Blind Beasts (1969) is a Pinku horror/drama directed by Yasuzô Masumura, known for directing such classics such as Hanzo the Razor: The Snare (1973), Manji (1964) and Play It Cool (1970), Yasuzô is most notable for his work in Japanese New Wave cinema. Based on the novel Moju: The Blind Beast written by acclaimed author Edogawa Rampo (a pseudonym based on the name Edgar Allen Poe) and published in 1931.
With the help of his own mother (Noriko Sengoku), sightless sculptor Michio (Eiji Funakoshi) abducts gorgeous model Aki (Mako Midori) and brings her back to his lair; a warehouse populated by demented art objects that mimic female bodies. It’s here where he forces her to endure a series of sadomasochistic mind games. But, as the weeks wear on, Aki becomes deeply immersed in the erotic torment she’s put through, as herself and Michio descend into the animalistic depths of pleasure and pain.
Yasuzô Masumura’s minimalist approach works impeccably for the production. A limited cast and locations give the film an enclosed, bordering claustrophobic environmental energy. Enforced by a phantasmagorical set design, strewn with sculpted, dismembered body parts from floor to ceiling.
An intuitive implementation of light, poignant cinematography and attention to detail are the stand out points of this experience. Blurring the line between fantasy and reality successfully depict the nature of the psycho-sexual story in an expressive manner.

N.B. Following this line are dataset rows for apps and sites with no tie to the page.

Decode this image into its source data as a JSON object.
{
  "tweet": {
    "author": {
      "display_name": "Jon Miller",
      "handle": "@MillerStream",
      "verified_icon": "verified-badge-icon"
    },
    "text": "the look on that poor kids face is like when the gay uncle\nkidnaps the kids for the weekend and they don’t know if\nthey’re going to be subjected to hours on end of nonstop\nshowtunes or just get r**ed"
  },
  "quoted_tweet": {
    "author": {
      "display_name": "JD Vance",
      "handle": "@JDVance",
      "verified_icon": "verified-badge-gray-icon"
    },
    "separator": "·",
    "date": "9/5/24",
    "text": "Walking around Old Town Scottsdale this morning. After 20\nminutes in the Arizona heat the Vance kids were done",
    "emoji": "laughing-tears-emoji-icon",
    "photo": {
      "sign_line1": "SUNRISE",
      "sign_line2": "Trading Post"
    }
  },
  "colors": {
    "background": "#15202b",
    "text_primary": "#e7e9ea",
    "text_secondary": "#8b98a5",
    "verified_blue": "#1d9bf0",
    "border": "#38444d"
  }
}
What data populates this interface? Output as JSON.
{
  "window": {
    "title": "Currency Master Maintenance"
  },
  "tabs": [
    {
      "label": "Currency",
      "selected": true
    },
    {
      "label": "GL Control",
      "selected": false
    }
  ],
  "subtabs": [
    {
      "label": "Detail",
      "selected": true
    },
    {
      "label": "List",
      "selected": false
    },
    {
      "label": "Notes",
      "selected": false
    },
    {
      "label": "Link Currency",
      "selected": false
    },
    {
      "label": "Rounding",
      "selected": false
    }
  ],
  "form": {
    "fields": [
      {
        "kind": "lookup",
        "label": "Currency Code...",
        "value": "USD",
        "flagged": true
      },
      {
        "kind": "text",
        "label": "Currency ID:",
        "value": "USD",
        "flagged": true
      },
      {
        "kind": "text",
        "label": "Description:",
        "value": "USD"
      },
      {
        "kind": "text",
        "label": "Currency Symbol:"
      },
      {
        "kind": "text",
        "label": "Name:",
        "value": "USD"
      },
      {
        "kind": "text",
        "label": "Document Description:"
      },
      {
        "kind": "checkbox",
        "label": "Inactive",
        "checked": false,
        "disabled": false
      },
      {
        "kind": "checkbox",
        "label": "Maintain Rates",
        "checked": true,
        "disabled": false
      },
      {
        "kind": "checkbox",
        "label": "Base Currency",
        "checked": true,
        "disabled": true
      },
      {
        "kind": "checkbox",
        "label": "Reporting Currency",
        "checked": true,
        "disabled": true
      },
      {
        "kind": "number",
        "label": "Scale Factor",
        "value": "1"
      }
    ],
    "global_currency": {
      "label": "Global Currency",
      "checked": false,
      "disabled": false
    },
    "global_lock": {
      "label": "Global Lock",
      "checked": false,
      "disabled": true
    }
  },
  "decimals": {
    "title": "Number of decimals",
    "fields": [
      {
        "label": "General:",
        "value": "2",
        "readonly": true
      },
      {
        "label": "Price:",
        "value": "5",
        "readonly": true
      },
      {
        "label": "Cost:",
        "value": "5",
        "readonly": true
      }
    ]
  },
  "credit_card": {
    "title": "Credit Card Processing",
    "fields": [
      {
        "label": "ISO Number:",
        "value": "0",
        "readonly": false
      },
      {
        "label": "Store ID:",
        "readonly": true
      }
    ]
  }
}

Notwithstanding the nudity related to extreme cinema, Blind Beast is one of the least bloody entries to the genre, choosing to put into effect obscuration and an artistic approach to violence. However, this is not to say that the film isn’t disturbing, managing to be shocking through the acts it represents more than the acts themselves.
What Didn’t Work?
The chase scene between Aki and Machio in the warehouse lacks any urgency for a young lady drugged, kidnapped and having awoke in a strange place. Certainly, more direction to the actress would have been beneficial to the overall flow of the sequence, but this scene does not detract from the overall oppressive feel of the film, nevertheless.
Where Can I Find It?
Blind Beast is available to pre-order on Blu-ray at Arrow Videos webstore. The plethora of features include:
- High Definition Blu-ray (1080p) presentation
- Original uncompressed Japanese mono audio
- Optional English subtitles
- Brand new audio commentary by Asian cinema scholar Earl Jackson
- Newly filmed introduction by Japanese cinema expert Tony Rayns
- Blind Beast: Masumura the Supersensualist, a brand new visual essay by Japanese literature and visual studies’ scholar Seth Jacobowitz
- Original Trailer
- Image Gallery
- Reversible sleeve featuring original and newly commissioned artwork by Tony Stella
Blind Beast is an explicit glimpse into unequivocal individualism, unabashed by the taboo subject matter. I enjoyed the film based on how refreshing it is to the extreme cinema genre to not rely on excessive gore to be controversial.
As such, I understand that this film is not going to be to everyone’s taste, especially considering the vivid depictions of the descent into Machio and Aki’s self-destructive relationship that can be tough to stomach. Even with a lack of bloody detail, the character’s enthusiasm towards the sensations, as well as visceral sound effects, reinforce the destructive nature of their affinity.